As counterintuitive as it seems, the reverse of this is true. In Portugal, all drugs were decriminalised in 2001 because of frighteningly high rates of HIV from shared needle use. Drug consumption went down. No longer under threat of prosecution, people who use drugs came forward to get medical help. The (admittedly libertarian) Cato Group’s study into the “Portugal experiment” makes fascinating reading.
2. Health costs will skyrocket with more people who use drugs
Even though usage went down in Portugal, let’s suppose that more people did take drugs; under a regulated government-controlled system you would have two solutions. Firstly, quality control. If drugs were sold from a pharmacy then the quality could be tightly maintained. People who use drugs wouldn’t have to be concerned with purchasing drugs laced with god-knows-what, so surprise overdosages would stop. And if people ingested too much and ended up in the hospital, the health system would be better funded from the taxation collected on drugs. The state would also save huge amounts of money that had hitherto gone into policing the drug trade. So on the one hand you save money, while on the other hand you’re earning more. It’s win-win. A lot of this money could be poured into treatment for addiction, helping those poor individuals who were addicted.

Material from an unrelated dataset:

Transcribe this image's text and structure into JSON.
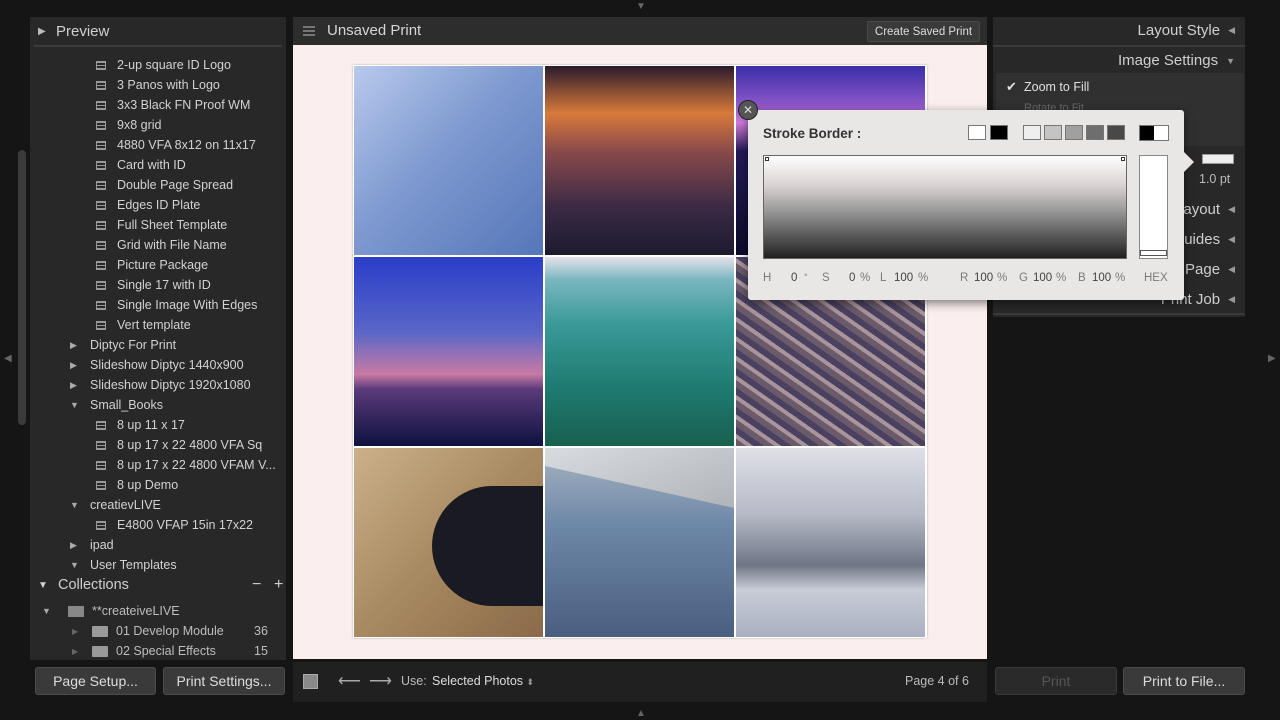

3. There will be children overdosing in the streets
Decriminalising drugs doesn’t mean selling them to 14 year olds at the school tuck shop. It means making them a strictly taxed, regulated and age-controlled product, like tobacco and alcohol. I’m not so naive to think this would stop underaged people from getting it, but it certainly couldn’t make it any worse – children already have access to marijuana.
And think of the education programmes you could run! Instead of the “don’t do drugs mmmkay” stuff we currently teach our kids, we could focus on harm-minimisation: “if you’re going to do it, here’s how you can keep yourself safe”. Very few students stay away from drugs because their teachers tell them, or because they are illegal. They stay away because drugs just aren’t for them. That won’t change.
I’m sure there are other arguments people have against this move, but I’m yet to meet one that can’t be successfully countered. There are major positives too – for example, we’d be denying criminal gangs a significant source of income. We’d also create a productive new industry, legitimate jobs and tax revenue. You probably wouldn’t be able to export drugs, but it may have beneficial flow-on effects for the country as a tourism destination.
It’s not a move likely to happen anytime soon, but it would be nice if we could at least have a grown up discussion about it. What do you think? Am I over simplifying a way too complicated issue, or are we missing a golden opportunity?
Edit: The NZ Drug Foundation has been in touch to give us some more information:
They also say this is a better view of Portugal than the Cato one we cited (you’ll need to register to see it).
Seriously, visit the Drug Foundation website. It is a fantastic organisation.
If you like something you’ve read on The Ruminator, please consider making a donation via Givealittle